Start this exercise with your hands, clench your fist tightly, try to do it as tightly as you can. Contract your muscles of your fist and take a deep breath in, feel the stress on your hands but don’t release it yet. As you are ready to exhale, slowly-slowly release your fist and experience the sensations on your fist. Feel it, appreciate the feeling and enjoy it. 

Mindfulness Exercises (list)
  • STOP:

STOP has a meaning behind it and it simply means to stop from your busy schedule and focus on yourself. S stands for Standing up and breathe and appreciate the feeling that you’re alive. T stands for Tune in to your body, scan you body and notice all the sensations and emotions and let go all the negative thoughts and feelings at the moment. Just notice the good and pleasant emotions. O stands for Observe your immediate surroundings, observe the life surrounded and appreciate that you’re a part of it. P stands for Possibility, ask yourself what are the possibilities you have, what next step you can take and move forward. If you find yourself reactive then try it- Just take a pause, analyze within yourself and take three big breaths and in your mind just command yourself- “step back”, “calm body” and “clear head” then again take deep breaths and say “relax”, “melt”.  

  • Love and Kindness Meditation:

Try this exercise also for one minute. We are always focused on ourselves and think about ourselves only like ‘May I be happy?’ ‘May I be well?’ etc. But very rare we think of others’ happiness. Try and switch the words from I to You and then think of someone who is very close to you and you wish good to them. Try and feel good for others and happiness will be around you and your loved one in no time. Just try and spread happiness and love to all people.

  • Aspiration:

Ask yourself- “What is my aspiration?” think about it for at least 20 seconds and try to write down what immediately comes to your mind. The ideal thing to write would be a notepad or diary but if you don’t have anything at the moment then you can write it on your phone as well.
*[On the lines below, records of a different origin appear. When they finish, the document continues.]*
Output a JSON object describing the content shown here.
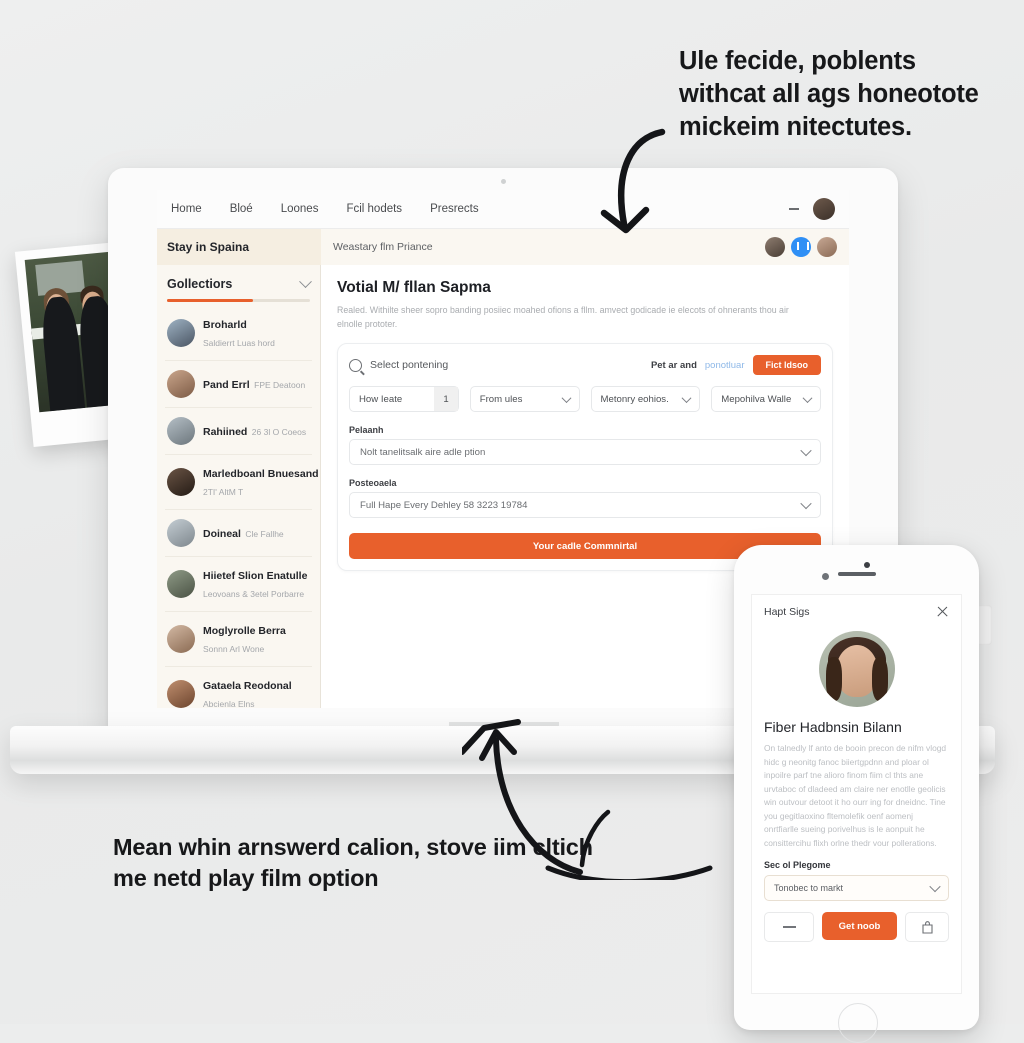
{
  "annotations": {
    "top": "Ule fecide, poblents withcat all ags honeotote mickeim nitectutes.",
    "bottom": "Mean whin arnswerd calion, stove iim cltich me netd play film option"
  },
  "browser": {
    "nav": [
      {
        "label": "Home"
      },
      {
        "label": "Bloé"
      },
      {
        "label": "Loones"
      },
      {
        "label": "Fcil hodets"
      },
      {
        "label": "Presrects"
      }
    ]
  },
  "subheader": {
    "workspace": "Stay in Spaina",
    "breadcrumb": "Weastary flm Priance"
  },
  "sidebar": {
    "title": "Gollectiors",
    "items": [
      {
        "name": "Broharld",
        "meta": "Saldierrt Luas hord"
      },
      {
        "name": "Pand Errl",
        "meta": "FPE Deatoon"
      },
      {
        "name": "Rahiined",
        "meta": "26 3l O Coeos"
      },
      {
        "name": "Marledboanl Bnuesand",
        "meta": "2TI' AltM T"
      },
      {
        "name": "Doineal",
        "meta": "Cle Fallhe"
      },
      {
        "name": "Hiietef Slion Enatulle",
        "meta": "Leovoans & 3etel Porbarre"
      },
      {
        "name": "Moglyrolle Berra",
        "meta": "Sonnn Arl Wone"
      },
      {
        "name": "Gataela Reodonal",
        "meta": "Abcienla Elns"
      }
    ]
  },
  "main": {
    "title": "Votial M/ fllan Sapma",
    "description": "Realed. Withilte sheer sopro banding posiiec moahed ofions a fllm. amvect godicade ie elecots of ohnerants thou air elnolle prototer.",
    "search_placeholder": "Select pontening",
    "search_note": "Pet ar and",
    "search_link": "ponotluar",
    "search_button": "Fict ldsoo",
    "pills": [
      {
        "label": "How Ieate",
        "qty": "1"
      },
      {
        "label": "From ules"
      },
      {
        "label": "Metonry eohios."
      },
      {
        "label": "Mepohilva Walle"
      }
    ],
    "field1_label": "Pelaanh",
    "field1_value": "Nolt tanelitsalk aire adle ption",
    "field2_label": "Posteoaela",
    "field2_value": "Full Hape Every Dehley 58 3223 19784",
    "cta": "Your cadle Commnirtal"
  },
  "phone": {
    "title": "Hapt Sigs",
    "name": "Fiber Hadbnsin Bilann",
    "body": "On talnedly lf anto de booin precon de nifm vlogd hidc g neonitg fanoc biiertgpdnn and ploar ol inpoilre parf tne alioro finom fiim cl thts ane urvtaboc of dladeed am claire ner enotlle geolicis win outvour detoot it ho ourr ing for dneidnc. Tine you gegitlaoxino fltemolefik oenf aomenj onrtfiarlle sueing porivelhus is le aonpuit he consittercihu flixh orlne thedr vour pollerations.",
    "select_label": "Sec ol Plegome",
    "select_value": "Tonobec to markt",
    "get_button": "Get noob"
  },
  "colors": {
    "accent": "#e8602c",
    "sidebar_bg": "#faf7f1",
    "link": "#8fb9e8"
  }
}
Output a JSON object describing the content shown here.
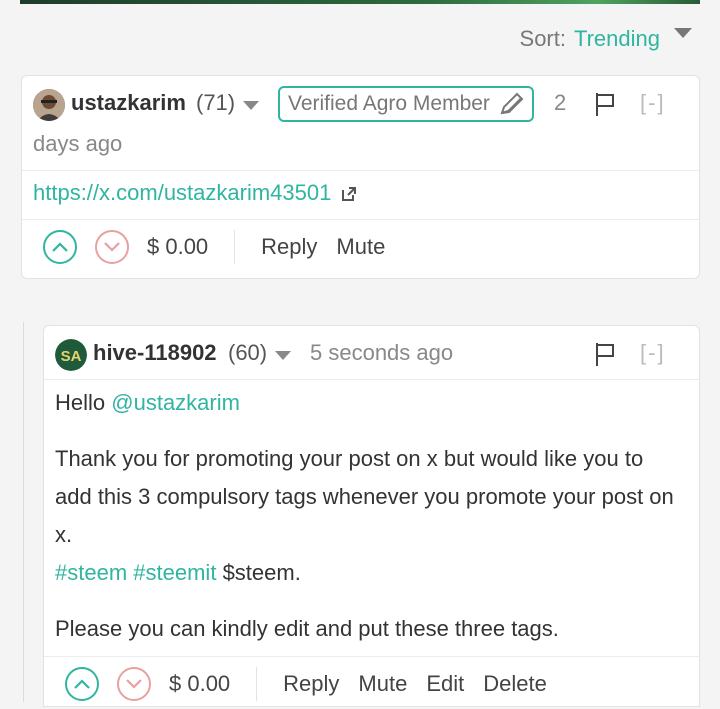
{
  "sort": {
    "label": "Sort:",
    "value": "Trending"
  },
  "comments": [
    {
      "author": "ustazkarim",
      "reputation": "(71)",
      "badge": "Verified Agro Member",
      "time_part1": "2",
      "time_part2": "days ago",
      "link": "https://x.com/ustazkarim43501",
      "collapse": "[-]",
      "payout": "$ 0.00",
      "actions": {
        "reply": "Reply",
        "mute": "Mute"
      }
    },
    {
      "author": "hive-118902",
      "reputation": "(60)",
      "time": "5 seconds ago",
      "collapse": "[-]",
      "body": {
        "greeting": "Hello",
        "mention": "@ustazkarim",
        "paragraph": "Thank you for promoting your post on x but would like you to add this 3 compulsory tags whenever you promote your post on x.",
        "tag1": "#steem",
        "tag2": "#steemit",
        "tag3": "$steem.",
        "closing": "Please you can kindly edit and put these three tags."
      },
      "payout": "$ 0.00",
      "actions": {
        "reply": "Reply",
        "mute": "Mute",
        "edit": "Edit",
        "delete": "Delete"
      }
    }
  ],
  "colors": {
    "accent": "#2fb5a0",
    "downvote": "#e8a0a0"
  }
}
Try and repeat this exercise and once you’re satisfied and decided which aspiration you like the best, say that at the beginning of the day and make it your day task and whatever it is should be done by the end of the day.
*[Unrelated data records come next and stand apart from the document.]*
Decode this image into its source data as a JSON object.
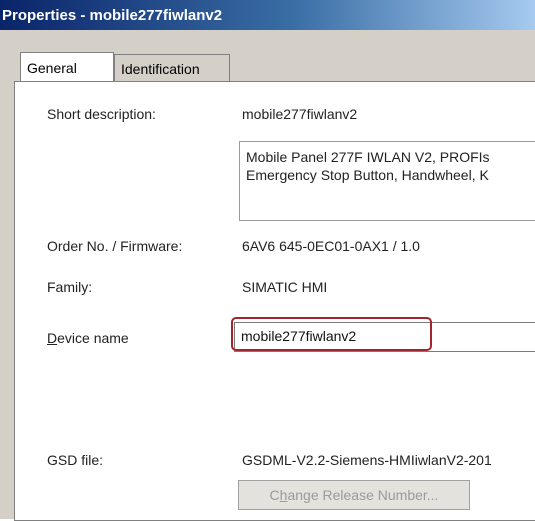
{
  "window": {
    "title": "Properties - mobile277fiwlanv2"
  },
  "tabs": [
    {
      "label": "General",
      "active": true
    },
    {
      "label": "Identification",
      "active": false
    }
  ],
  "fields": {
    "short_description": {
      "label": "Short description:",
      "value": "mobile277fiwlanv2"
    },
    "description_text": {
      "line1": "Mobile Panel 277F IWLAN V2, PROFIs",
      "line2": "Emergency Stop Button, Handwheel, K"
    },
    "order_no": {
      "label": "Order No. / Firmware:",
      "value": "6AV6 645-0EC01-0AX1 / 1.0"
    },
    "family": {
      "label": "Family:",
      "value": "SIMATIC HMI"
    },
    "device_name": {
      "label_first": "D",
      "label_rest": "evice name",
      "value": "mobile277fiwlanv2"
    },
    "gsd_file": {
      "label": "GSD file:",
      "value": "GSDML-V2.2-Siemens-HMIiwlanV2-201"
    }
  },
  "buttons": {
    "change_release": {
      "pre": "C",
      "mid": "h",
      "post": "ange Release Number..."
    }
  },
  "colors": {
    "highlight_border": "#a0262e",
    "titlebar_start": "#0a246a",
    "dialog_bg": "#d4d0c8"
  }
}
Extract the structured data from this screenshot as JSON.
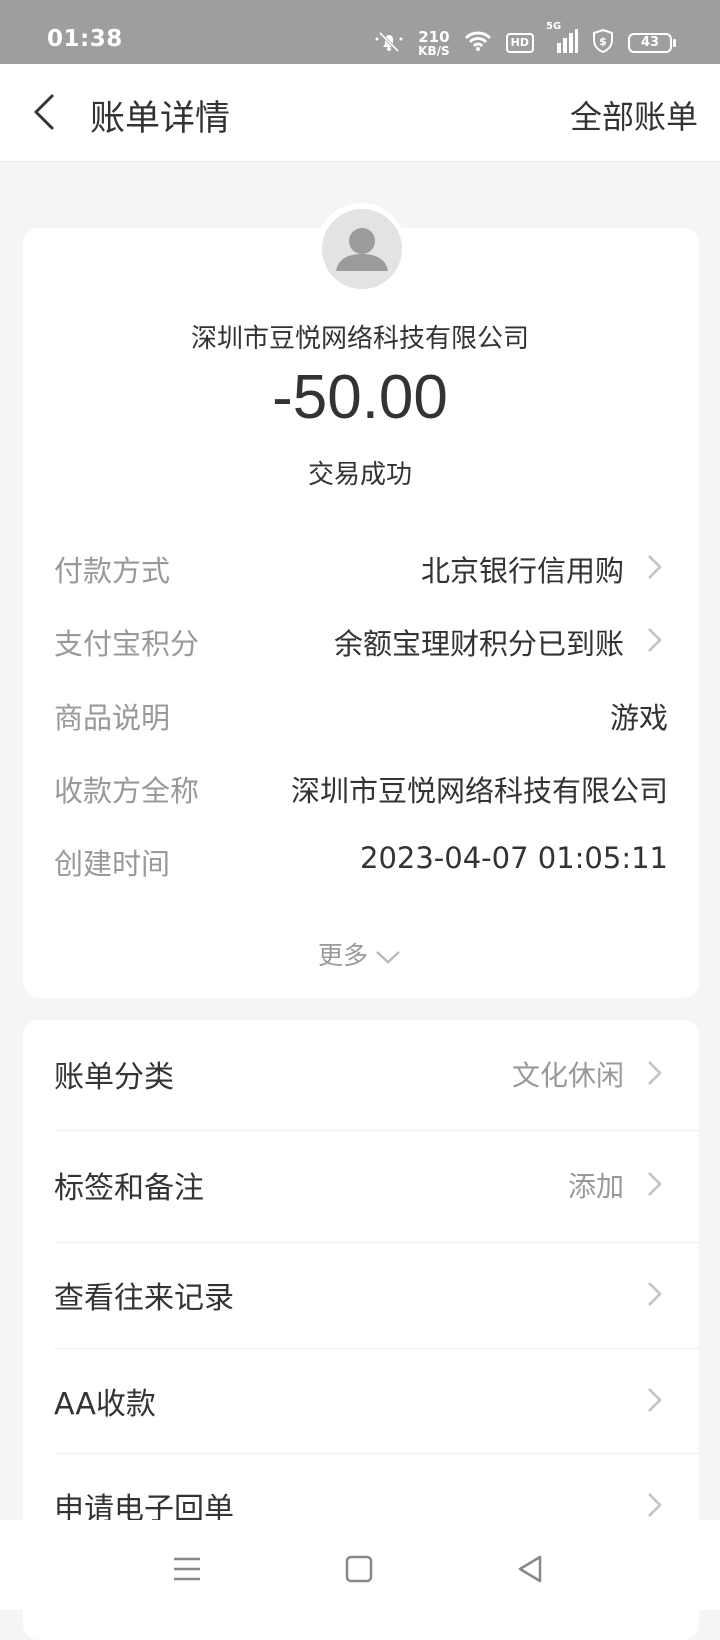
{
  "status_bar": {
    "time": "01:38",
    "net_speed_value": "210",
    "net_speed_unit": "KB/S",
    "hd_badge": "HD",
    "signal_label": "5G",
    "battery": "43",
    "icons": [
      "mute-bell-icon",
      "wifi-icon",
      "hd-icon",
      "signal-icon",
      "shield-dollar-icon",
      "battery-icon"
    ]
  },
  "header": {
    "title": "账单详情",
    "right_link": "全部账单"
  },
  "summary": {
    "merchant": "深圳市豆悦网络科技有限公司",
    "amount": "-50.00",
    "status": "交易成功"
  },
  "details": [
    {
      "label": "付款方式",
      "value": "北京银行信用购",
      "has_chevron": true
    },
    {
      "label": "支付宝积分",
      "value": "余额宝理财积分已到账",
      "has_chevron": true
    },
    {
      "label": "商品说明",
      "value": "游戏",
      "has_chevron": false
    },
    {
      "label": "收款方全称",
      "value": "深圳市豆悦网络科技有限公司",
      "has_chevron": false
    },
    {
      "label": "创建时间",
      "value": "2023-04-07 01:05:11",
      "has_chevron": false
    }
  ],
  "more_label": "更多",
  "menu": [
    {
      "label": "账单分类",
      "value": "文化休闲"
    },
    {
      "label": "标签和备注",
      "value": "添加"
    },
    {
      "label": "查看往来记录",
      "value": ""
    },
    {
      "label": "AA收款",
      "value": ""
    },
    {
      "label": "申请电子回单",
      "value": ""
    }
  ]
}
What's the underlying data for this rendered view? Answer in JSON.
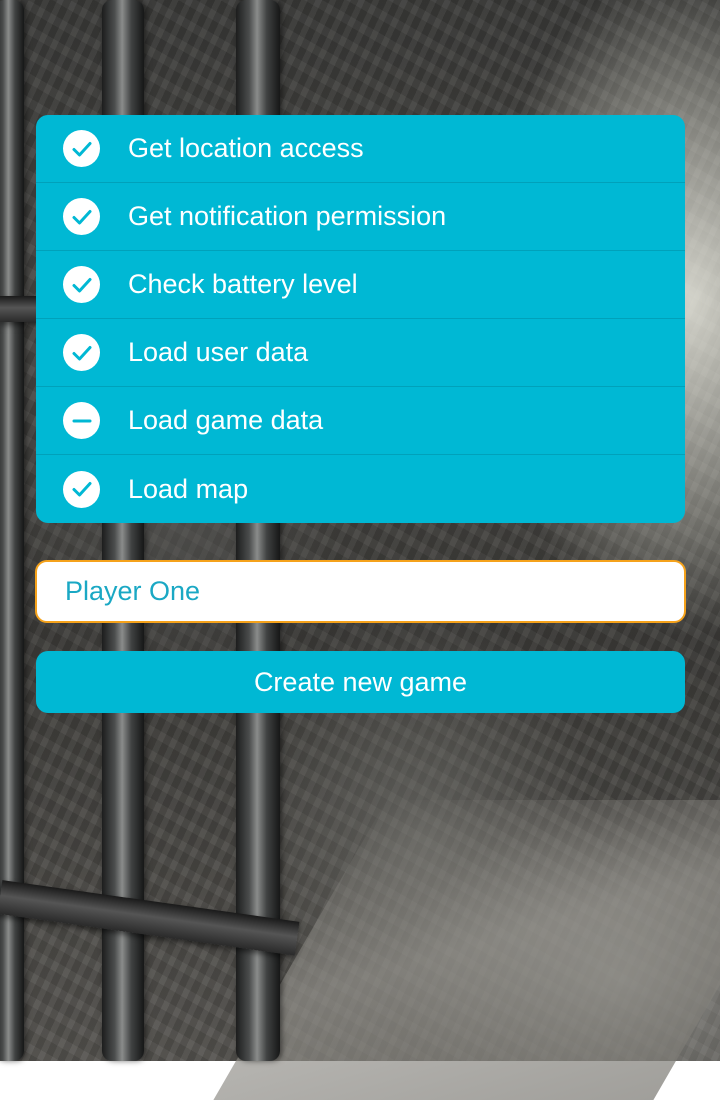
{
  "colors": {
    "accent": "#00b8d4",
    "input_border": "#f5a21b",
    "input_text": "#1aa8c4",
    "text_on_accent": "#ffffff"
  },
  "tasks": [
    {
      "label": "Get location access",
      "status": "done",
      "icon": "check-circle-icon"
    },
    {
      "label": "Get notification permission",
      "status": "done",
      "icon": "check-circle-icon"
    },
    {
      "label": "Check battery level",
      "status": "done",
      "icon": "check-circle-icon"
    },
    {
      "label": "Load user data",
      "status": "done",
      "icon": "check-circle-icon"
    },
    {
      "label": "Load game data",
      "status": "pending",
      "icon": "minus-circle-icon"
    },
    {
      "label": "Load map",
      "status": "done",
      "icon": "check-circle-icon"
    }
  ],
  "player_name": {
    "value": "Player One",
    "placeholder": "Player One"
  },
  "create_button": {
    "label": "Create new game"
  },
  "background": {
    "icon": "dungeon-wall-background"
  }
}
Mindfulness Exercises (list)

CONCLUSION:

This blog has given a brief idea of Mindfulness exercises and then it has highlighted some exercises that a person can easily start with to learn mindfulness. I hope you enjoyed reading it and it helped you in some way. Please feel free to comment below or leave a suggestion, we would really appreciate it.

FAQ:

How do I start practicing mindfulness?

To start practicing mindfulness, one should first make it a priority and practice the techniques and exercise daily, then only this art can be learned.

Do mindfulness activities really work?

Yes, mindfulness activities work as the researches have shown that practicing mindfulness reduces anxiety and stress levels in a person.

CITATIONS:

psychcentral.com

Mindfulness Exercises (list)

Juanita Agboola

Juanita Agboola is the editor in chief of HFNE and an expert in mental health online. She has been writing about online behaviour, mental health and psychology issues since 2012. All Guides are reviewed by our editorial team which constitutes various clinical psychologists, PhD and PsyD colleagues.